Whenever a line of the entries below holds the string "Average", copy that line and return it.
DATA UNDER STUDY START
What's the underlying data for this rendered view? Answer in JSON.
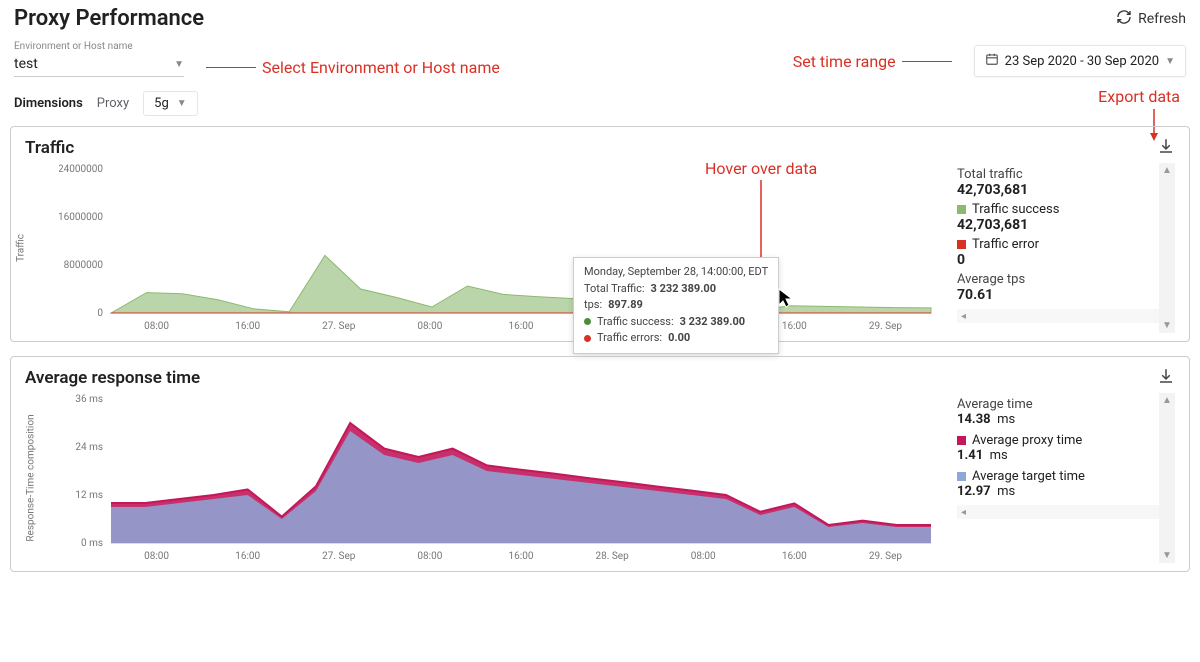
{
  "header": {
    "title": "Proxy Performance",
    "refresh_label": "Refresh"
  },
  "filters": {
    "env_label": "Environment or Host name",
    "env_value": "test",
    "date_range": "23 Sep 2020 - 30 Sep 2020",
    "annot_env": "Select Environment or Host name",
    "annot_date": "Set time range",
    "annot_export": "Export data",
    "annot_hover": "Hover over data"
  },
  "dimensions": {
    "label": "Dimensions",
    "sub": "Proxy",
    "value": "5g"
  },
  "traffic_panel": {
    "title": "Traffic",
    "y_title": "Traffic",
    "side": {
      "total_label": "Total traffic",
      "total_value": "42,703,681",
      "success_label": "Traffic success",
      "success_value": "42,703,681",
      "error_label": "Traffic error",
      "error_value": "0",
      "tps_label": "Average tps",
      "tps_value": "70.61"
    },
    "tooltip": {
      "ts": "Monday, September 28, 14:00:00, EDT",
      "total_label": "Total Traffic:",
      "total_value": "3 232 389.00",
      "tps_label": "tps:",
      "tps_value": "897.89",
      "success_label": "Traffic success:",
      "success_value": "3 232 389.00",
      "errors_label": "Traffic errors:",
      "errors_value": "0.00"
    }
  },
  "response_panel": {
    "title": "Average response time",
    "y_title": "Response-Time composition",
    "side": {
      "avg_label": "Average time",
      "avg_value": "14.38",
      "avg_unit": "ms",
      "proxy_label": "Average proxy time",
      "proxy_value": "1.41",
      "proxy_unit": "ms",
      "target_label": "Average target time",
      "target_value": "12.97",
      "target_unit": "ms"
    }
  },
  "chart_data": [
    {
      "type": "area",
      "title": "Traffic",
      "ylabel": "Traffic",
      "ylim": [
        0,
        24000000
      ],
      "x_ticks": [
        "08:00",
        "16:00",
        "27. Sep",
        "08:00",
        "16:00",
        "28. Sep",
        "08:00",
        "16:00",
        "29. Sep"
      ],
      "y_ticks": [
        0,
        8000000,
        16000000,
        24000000
      ],
      "series": [
        {
          "name": "Traffic success",
          "color": "#8cb96f",
          "values": [
            0,
            3400000,
            3200000,
            2200000,
            700000,
            200000,
            9600000,
            4000000,
            2600000,
            1000000,
            4500000,
            3100000,
            2700000,
            2400000,
            2200000,
            2000000,
            3232389,
            2600000,
            200000,
            1200000,
            1100000,
            1000000,
            900000,
            850000
          ]
        },
        {
          "name": "Traffic error",
          "color": "#d93025",
          "values": [
            0,
            0,
            0,
            0,
            0,
            0,
            0,
            0,
            0,
            0,
            0,
            0,
            0,
            0,
            0,
            0,
            0,
            0,
            0,
            0,
            0,
            0,
            0,
            0
          ]
        }
      ]
    },
    {
      "type": "area",
      "title": "Average response time",
      "ylabel": "Response-Time composition",
      "ylim": [
        0,
        36
      ],
      "y_unit": "ms",
      "x_ticks": [
        "08:00",
        "16:00",
        "27. Sep",
        "08:00",
        "16:00",
        "28. Sep",
        "08:00",
        "16:00",
        "29. Sep"
      ],
      "y_ticks": [
        0,
        12,
        24,
        36
      ],
      "series": [
        {
          "name": "Average target time",
          "color": "#8ca7d8",
          "values": [
            9,
            9,
            10,
            11,
            12,
            6,
            13,
            28,
            22,
            20,
            22,
            18,
            17,
            16,
            15,
            14,
            13,
            12,
            11,
            7,
            9,
            4,
            5,
            4,
            4
          ]
        },
        {
          "name": "Average proxy time",
          "color": "#c2185b",
          "values": [
            1,
            1,
            1,
            1,
            1.4,
            0.6,
            1.2,
            2,
            1.6,
            1.5,
            1.6,
            1.4,
            1.3,
            1.3,
            1.2,
            1.2,
            1.1,
            1.1,
            1,
            0.8,
            0.9,
            0.5,
            0.6,
            0.5,
            0.5
          ]
        }
      ]
    }
  ]
}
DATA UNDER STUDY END
SOLVED EXERCISE:
      "tps_label": "Average tps",
    "title": "Average response time",
      "avg_label": "Average time",
      "proxy_label": "Average proxy time",
      "target_label": "Average target time",
      "title": "Average response time",
          "name": "Average target time",
          "name": "Average proxy time",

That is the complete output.